Input below:
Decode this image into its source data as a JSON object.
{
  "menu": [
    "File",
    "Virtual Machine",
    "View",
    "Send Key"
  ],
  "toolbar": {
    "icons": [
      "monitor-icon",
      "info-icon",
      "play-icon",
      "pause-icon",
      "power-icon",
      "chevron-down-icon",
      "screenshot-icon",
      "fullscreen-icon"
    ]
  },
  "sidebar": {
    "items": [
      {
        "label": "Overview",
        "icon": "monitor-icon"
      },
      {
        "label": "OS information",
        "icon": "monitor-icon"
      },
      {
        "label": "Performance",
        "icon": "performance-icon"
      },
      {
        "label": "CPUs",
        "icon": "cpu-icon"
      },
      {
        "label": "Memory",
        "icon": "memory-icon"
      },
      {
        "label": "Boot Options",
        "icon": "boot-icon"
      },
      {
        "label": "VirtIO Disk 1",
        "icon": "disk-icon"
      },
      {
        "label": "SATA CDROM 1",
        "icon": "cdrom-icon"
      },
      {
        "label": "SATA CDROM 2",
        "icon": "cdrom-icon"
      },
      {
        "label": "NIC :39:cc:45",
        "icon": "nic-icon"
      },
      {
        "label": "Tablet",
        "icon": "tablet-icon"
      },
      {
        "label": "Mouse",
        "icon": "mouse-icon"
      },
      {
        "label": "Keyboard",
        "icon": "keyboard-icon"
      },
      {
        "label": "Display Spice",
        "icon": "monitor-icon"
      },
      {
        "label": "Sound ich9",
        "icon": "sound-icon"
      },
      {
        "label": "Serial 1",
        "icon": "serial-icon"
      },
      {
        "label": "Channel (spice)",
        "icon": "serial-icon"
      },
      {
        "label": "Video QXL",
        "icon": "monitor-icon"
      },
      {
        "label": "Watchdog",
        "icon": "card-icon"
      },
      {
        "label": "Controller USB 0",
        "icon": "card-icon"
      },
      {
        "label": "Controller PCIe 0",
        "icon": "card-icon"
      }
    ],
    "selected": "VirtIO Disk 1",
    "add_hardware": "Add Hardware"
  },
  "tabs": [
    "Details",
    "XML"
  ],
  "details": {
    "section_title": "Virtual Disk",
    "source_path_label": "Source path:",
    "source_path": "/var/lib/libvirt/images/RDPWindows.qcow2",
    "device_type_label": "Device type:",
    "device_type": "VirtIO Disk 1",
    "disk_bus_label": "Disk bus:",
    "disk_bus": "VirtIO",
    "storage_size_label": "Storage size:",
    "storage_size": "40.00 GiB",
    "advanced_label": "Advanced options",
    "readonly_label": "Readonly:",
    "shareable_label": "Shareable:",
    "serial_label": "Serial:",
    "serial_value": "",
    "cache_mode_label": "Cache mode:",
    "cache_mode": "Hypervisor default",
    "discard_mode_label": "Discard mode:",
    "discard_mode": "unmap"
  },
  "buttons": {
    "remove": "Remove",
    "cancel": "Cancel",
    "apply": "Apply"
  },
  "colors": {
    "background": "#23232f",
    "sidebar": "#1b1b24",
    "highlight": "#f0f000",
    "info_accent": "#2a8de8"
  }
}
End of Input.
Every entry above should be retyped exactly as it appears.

[Answer box]
Decode this image into its source data as a JSON object.
{
  "menu": [
    "File",
    "Virtual Machine",
    "View",
    "Send Key"
  ],
  "toolbar": {
    "icons": [
      "monitor-icon",
      "info-icon",
      "play-icon",
      "pause-icon",
      "power-icon",
      "chevron-down-icon",
      "screenshot-icon",
      "fullscreen-icon"
    ]
  },
  "sidebar": {
    "items": [
      {
        "label": "Overview",
        "icon": "monitor-icon"
      },
      {
        "label": "OS information",
        "icon": "monitor-icon"
      },
      {
        "label": "Performance",
        "icon": "performance-icon"
      },
      {
        "label": "CPUs",
        "icon": "cpu-icon"
      },
      {
        "label": "Memory",
        "icon": "memory-icon"
      },
      {
        "label": "Boot Options",
        "icon": "boot-icon"
      },
      {
        "label": "VirtIO Disk 1",
        "icon": "disk-icon"
      },
      {
        "label": "SATA CDROM 1",
        "icon": "cdrom-icon"
      },
      {
        "label": "SATA CDROM 2",
        "icon": "cdrom-icon"
      },
      {
        "label": "NIC :39:cc:45",
        "icon": "nic-icon"
      },
      {
        "label": "Tablet",
        "icon": "tablet-icon"
      },
      {
        "label": "Mouse",
        "icon": "mouse-icon"
      },
      {
        "label": "Keyboard",
        "icon": "keyboard-icon"
      },
      {
        "label": "Display Spice",
        "icon": "monitor-icon"
      },
      {
        "label": "Sound ich9",
        "icon": "sound-icon"
      },
      {
        "label": "Serial 1",
        "icon": "serial-icon"
      },
      {
        "label": "Channel (spice)",
        "icon": "serial-icon"
      },
      {
        "label": "Video QXL",
        "icon": "monitor-icon"
      },
      {
        "label": "Watchdog",
        "icon": "card-icon"
      },
      {
        "label": "Controller USB 0",
        "icon": "card-icon"
      },
      {
        "label": "Controller PCIe 0",
        "icon": "card-icon"
      }
    ],
    "selected": "VirtIO Disk 1",
    "add_hardware": "Add Hardware"
  },
  "tabs": [
    "Details",
    "XML"
  ],
  "details": {
    "section_title": "Virtual Disk",
    "source_path_label": "Source path:",
    "source_path": "/var/lib/libvirt/images/RDPWindows.qcow2",
    "device_type_label": "Device type:",
    "device_type": "VirtIO Disk 1",
    "disk_bus_label": "Disk bus:",
    "disk_bus": "VirtIO",
    "storage_size_label": "Storage size:",
    "storage_size": "40.00 GiB",
    "advanced_label": "Advanced options",
    "readonly_label": "Readonly:",
    "shareable_label": "Shareable:",
    "serial_label": "Serial:",
    "serial_value": "",
    "cache_mode_label": "Cache mode:",
    "cache_mode": "Hypervisor default",
    "discard_mode_label": "Discard mode:",
    "discard_mode": "unmap"
  },
  "buttons": {
    "remove": "Remove",
    "cancel": "Cancel",
    "apply": "Apply"
  },
  "colors": {
    "background": "#23232f",
    "sidebar": "#1b1b24",
    "highlight": "#f0f000",
    "info_accent": "#2a8de8"
  }
}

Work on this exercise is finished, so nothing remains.